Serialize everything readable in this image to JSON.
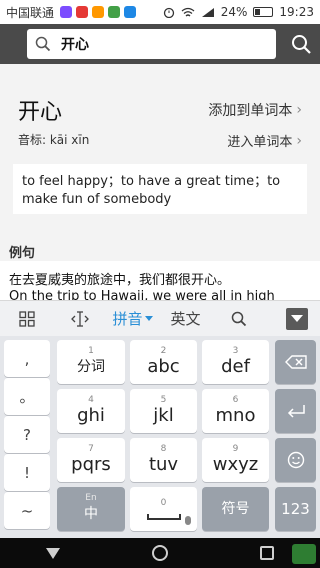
{
  "status": {
    "carrier": "中国联通",
    "battery": "24%",
    "time": "19:23"
  },
  "search": {
    "query": "开心"
  },
  "entry": {
    "word": "开心",
    "add_label": "添加到单词本",
    "phonetic": "音标: kāi xīn",
    "enter_label": "进入单词本",
    "definition": "to feel happy；to have a great time；to make fun of somebody"
  },
  "examples": {
    "title": "例句",
    "cn": "在去夏威夷的旅途中，我们都很开心。",
    "en": "On the trip to Hawaii, we were all in high spirits."
  },
  "toolbar": {
    "pinyin": "拼音",
    "english": "英文"
  },
  "keyboard": {
    "punct": [
      ",",
      "。",
      "?",
      "!",
      "~"
    ],
    "row1": [
      {
        "num": "1",
        "label": "分词"
      },
      {
        "num": "2",
        "label": "abc"
      },
      {
        "num": "3",
        "label": "def"
      }
    ],
    "row2": [
      {
        "num": "4",
        "label": "ghi"
      },
      {
        "num": "5",
        "label": "jkl"
      },
      {
        "num": "6",
        "label": "mno"
      }
    ],
    "row3": [
      {
        "num": "7",
        "label": "pqrs"
      },
      {
        "num": "8",
        "label": "tuv"
      },
      {
        "num": "9",
        "label": "wxyz"
      }
    ],
    "bottom": {
      "lang_sup": "En",
      "lang": "中",
      "zero": "0",
      "symbols": "符号",
      "num_mode": "123"
    }
  },
  "colors": {
    "accent": "#2a8fd6",
    "header": "#4a4a4a",
    "nav": "#0b0b0b"
  }
}
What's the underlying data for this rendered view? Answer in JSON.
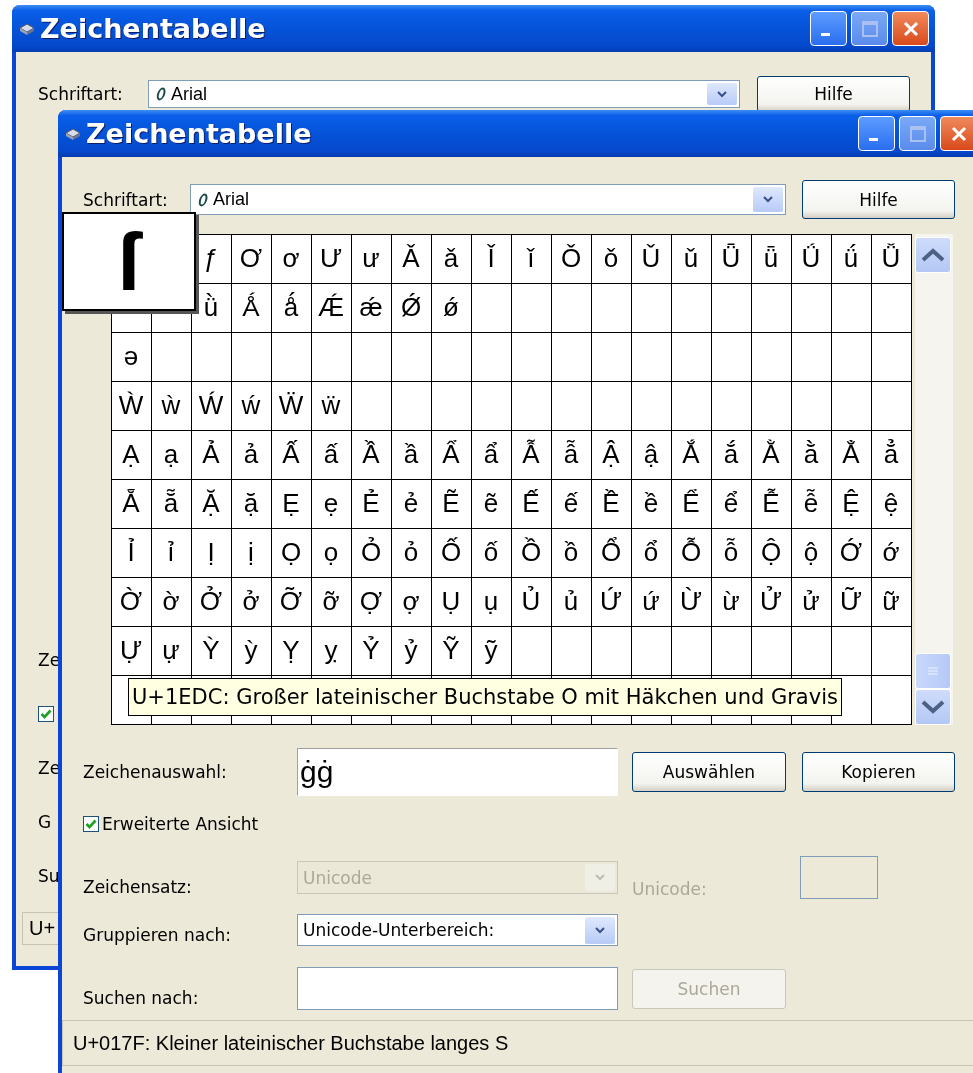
{
  "back_window": {
    "title": "Zeichentabelle",
    "font": {
      "label": "Schriftart:",
      "value": "Arial"
    },
    "help_button": {
      "label": "Hilfe"
    },
    "fragments": [
      {
        "kind": "text",
        "text": "Ze"
      },
      {
        "kind": "checkbox",
        "checked": true
      },
      {
        "kind": "text",
        "text": "Ze"
      },
      {
        "kind": "text",
        "text": "G"
      },
      {
        "kind": "text",
        "text": "Su"
      },
      {
        "kind": "status",
        "text": "U+"
      }
    ]
  },
  "front_window": {
    "title": "Zeichentabelle",
    "font": {
      "label": "Schriftart:",
      "value": "Arial"
    },
    "help_button": {
      "label": "Hilfe"
    },
    "grid": {
      "rows": [
        {
          "cells": [
            "",
            "",
            "ƒ",
            "Ơ",
            "ơ",
            "Ư",
            "ư",
            "Ǎ",
            "ǎ",
            "Ǐ",
            "ǐ",
            "Ǒ",
            "ǒ",
            "Ǔ",
            "ǔ",
            "Ǖ",
            "ǖ",
            "Ǘ",
            "ǘ",
            "Ǚ"
          ]
        },
        {
          "cells": [
            "",
            "",
            "ǜ",
            "Ǻ",
            "ǻ",
            "Ǽ",
            "ǽ",
            "Ǿ",
            "ǿ"
          ]
        },
        {
          "cells": [
            "ə"
          ]
        },
        {
          "cells": [
            "Ẁ",
            "ẁ",
            "Ẃ",
            "ẃ",
            "Ẅ",
            "ẅ"
          ]
        },
        {
          "cells": [
            "Ạ",
            "ạ",
            "Ả",
            "ả",
            "Ấ",
            "ấ",
            "Ầ",
            "ầ",
            "Ẩ",
            "ẩ",
            "Ẫ",
            "ẫ",
            "Ậ",
            "ậ",
            "Ắ",
            "ắ",
            "Ằ",
            "ằ",
            "Ẳ",
            "ẳ"
          ]
        },
        {
          "cells": [
            "Ẵ",
            "ẵ",
            "Ặ",
            "ặ",
            "Ẹ",
            "ẹ",
            "Ẻ",
            "ẻ",
            "Ẽ",
            "ẽ",
            "Ế",
            "ế",
            "Ề",
            "ề",
            "Ể",
            "ể",
            "Ễ",
            "ễ",
            "Ệ",
            "ệ"
          ]
        },
        {
          "cells": [
            "Ỉ",
            "ỉ",
            "Ị",
            "ị",
            "Ọ",
            "ọ",
            "Ỏ",
            "ỏ",
            "Ố",
            "ố",
            "Ồ",
            "ồ",
            "Ổ",
            "ổ",
            "Ỗ",
            "ỗ",
            "Ộ",
            "ộ",
            "Ớ",
            "ớ"
          ]
        },
        {
          "cells": [
            "Ờ",
            "ờ",
            "Ở",
            "ở",
            "Ỡ",
            "ỡ",
            "Ợ",
            "ợ",
            "Ụ",
            "ụ",
            "Ủ",
            "ủ",
            "Ứ",
            "ứ",
            "Ừ",
            "ừ",
            "Ử",
            "ử",
            "Ữ",
            "ữ"
          ]
        },
        {
          "cells": [
            "Ự",
            "ự",
            "Ỳ",
            "ỳ",
            "Ỵ",
            "ỵ",
            "Ỷ",
            "ỷ",
            "Ỹ",
            "ỹ"
          ]
        }
      ]
    },
    "magnifier": {
      "char": "ſ"
    },
    "tooltip": "U+1EDC: Großer lateinischer Buchstabe O mit Häkchen und Gravis",
    "selection": {
      "label": "Zeichenauswahl:",
      "value": "ġġ"
    },
    "select_button": {
      "label": "Auswählen"
    },
    "copy_button": {
      "label": "Kopieren"
    },
    "advanced_view": {
      "label": "Erweiterte Ansicht",
      "checked": true
    },
    "charset": {
      "label": "Zeichensatz:",
      "value": "Unicode",
      "disabled": true
    },
    "unicode": {
      "label": "Unicode:",
      "disabled": true
    },
    "group_by": {
      "label": "Gruppieren nach:",
      "value": "Unicode-Unterbereich:",
      "disabled": false
    },
    "search": {
      "label": "Suchen nach:"
    },
    "search_button": {
      "label": "Suchen",
      "disabled": true
    },
    "status_bar": "U+017F: Kleiner lateinischer Buchstabe langes S"
  }
}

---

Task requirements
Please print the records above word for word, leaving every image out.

Solution to this exercise
Serialize everything readable in this image to JSON.
{
  "status": {
    "carrier": "中国联通",
    "battery": "24%",
    "time": "19:23"
  },
  "search": {
    "query": "开心"
  },
  "entry": {
    "word": "开心",
    "add_label": "添加到单词本",
    "phonetic": "音标: kāi xīn",
    "enter_label": "进入单词本",
    "definition": "to feel happy；to have a great time；to make fun of somebody"
  },
  "examples": {
    "title": "例句",
    "cn": "在去夏威夷的旅途中，我们都很开心。",
    "en": "On the trip to Hawaii, we were all in high spirits."
  },
  "toolbar": {
    "pinyin": "拼音",
    "english": "英文"
  },
  "keyboard": {
    "punct": [
      ",",
      "。",
      "?",
      "!",
      "~"
    ],
    "row1": [
      {
        "num": "1",
        "label": "分词"
      },
      {
        "num": "2",
        "label": "abc"
      },
      {
        "num": "3",
        "label": "def"
      }
    ],
    "row2": [
      {
        "num": "4",
        "label": "ghi"
      },
      {
        "num": "5",
        "label": "jkl"
      },
      {
        "num": "6",
        "label": "mno"
      }
    ],
    "row3": [
      {
        "num": "7",
        "label": "pqrs"
      },
      {
        "num": "8",
        "label": "tuv"
      },
      {
        "num": "9",
        "label": "wxyz"
      }
    ],
    "bottom": {
      "lang_sup": "En",
      "lang": "中",
      "zero": "0",
      "symbols": "符号",
      "num_mode": "123"
    }
  },
  "colors": {
    "accent": "#2a8fd6",
    "header": "#4a4a4a",
    "nav": "#0b0b0b"
  }
}
What's the underlying data for this rendered view? Answer in JSON.
{
  "back_window": {
    "title": "Zeichentabelle",
    "font": {
      "label": "Schriftart:",
      "value": "Arial"
    },
    "help_button": {
      "label": "Hilfe"
    },
    "fragments": [
      {
        "kind": "text",
        "text": "Ze"
      },
      {
        "kind": "checkbox",
        "checked": true
      },
      {
        "kind": "text",
        "text": "Ze"
      },
      {
        "kind": "text",
        "text": "G"
      },
      {
        "kind": "text",
        "text": "Su"
      },
      {
        "kind": "status",
        "text": "U+"
      }
    ]
  },
  "front_window": {
    "title": "Zeichentabelle",
    "font": {
      "label": "Schriftart:",
      "value": "Arial"
    },
    "help_button": {
      "label": "Hilfe"
    },
    "grid": {
      "rows": [
        {
          "cells": [
            "",
            "",
            "ƒ",
            "Ơ",
            "ơ",
            "Ư",
            "ư",
            "Ǎ",
            "ǎ",
            "Ǐ",
            "ǐ",
            "Ǒ",
            "ǒ",
            "Ǔ",
            "ǔ",
            "Ǖ",
            "ǖ",
            "Ǘ",
            "ǘ",
            "Ǚ"
          ]
        },
        {
          "cells": [
            "",
            "",
            "ǜ",
            "Ǻ",
            "ǻ",
            "Ǽ",
            "ǽ",
            "Ǿ",
            "ǿ"
          ]
        },
        {
          "cells": [
            "ə"
          ]
        },
        {
          "cells": [
            "Ẁ",
            "ẁ",
            "Ẃ",
            "ẃ",
            "Ẅ",
            "ẅ"
          ]
        },
        {
          "cells": [
            "Ạ",
            "ạ",
            "Ả",
            "ả",
            "Ấ",
            "ấ",
            "Ầ",
            "ầ",
            "Ẩ",
            "ẩ",
            "Ẫ",
            "ẫ",
            "Ậ",
            "ậ",
            "Ắ",
            "ắ",
            "Ằ",
            "ằ",
            "Ẳ",
            "ẳ"
          ]
        },
        {
          "cells": [
            "Ẵ",
            "ẵ",
            "Ặ",
            "ặ",
            "Ẹ",
            "ẹ",
            "Ẻ",
            "ẻ",
            "Ẽ",
            "ẽ",
            "Ế",
            "ế",
            "Ề",
            "ề",
            "Ể",
            "ể",
            "Ễ",
            "ễ",
            "Ệ",
            "ệ"
          ]
        },
        {
          "cells": [
            "Ỉ",
            "ỉ",
            "Ị",
            "ị",
            "Ọ",
            "ọ",
            "Ỏ",
            "ỏ",
            "Ố",
            "ố",
            "Ồ",
            "ồ",
            "Ổ",
            "ổ",
            "Ỗ",
            "ỗ",
            "Ộ",
            "ộ",
            "Ớ",
            "ớ"
          ]
        },
        {
          "cells": [
            "Ờ",
            "ờ",
            "Ở",
            "ở",
            "Ỡ",
            "ỡ",
            "Ợ",
            "ợ",
            "Ụ",
            "ụ",
            "Ủ",
            "ủ",
            "Ứ",
            "ứ",
            "Ừ",
            "ừ",
            "Ử",
            "ử",
            "Ữ",
            "ữ"
          ]
        },
        {
          "cells": [
            "Ự",
            "ự",
            "Ỳ",
            "ỳ",
            "Ỵ",
            "ỵ",
            "Ỷ",
            "ỷ",
            "Ỹ",
            "ỹ"
          ]
        }
      ]
    },
    "magnifier": {
      "char": "ſ"
    },
    "tooltip": "U+1EDC: Großer lateinischer Buchstabe O mit Häkchen und Gravis",
    "selection": {
      "label": "Zeichenauswahl:",
      "value": "ġġ"
    },
    "select_button": {
      "label": "Auswählen"
    },
    "copy_button": {
      "label": "Kopieren"
    },
    "advanced_view": {
      "label": "Erweiterte Ansicht",
      "checked": true
    },
    "charset": {
      "label": "Zeichensatz:",
      "value": "Unicode",
      "disabled": true
    },
    "unicode": {
      "label": "Unicode:",
      "disabled": true
    },
    "group_by": {
      "label": "Gruppieren nach:",
      "value": "Unicode-Unterbereich:",
      "disabled": false
    },
    "search": {
      "label": "Suchen nach:"
    },
    "search_button": {
      "label": "Suchen",
      "disabled": true
    },
    "status_bar": "U+017F: Kleiner lateinischer Buchstabe langes S"
  }
}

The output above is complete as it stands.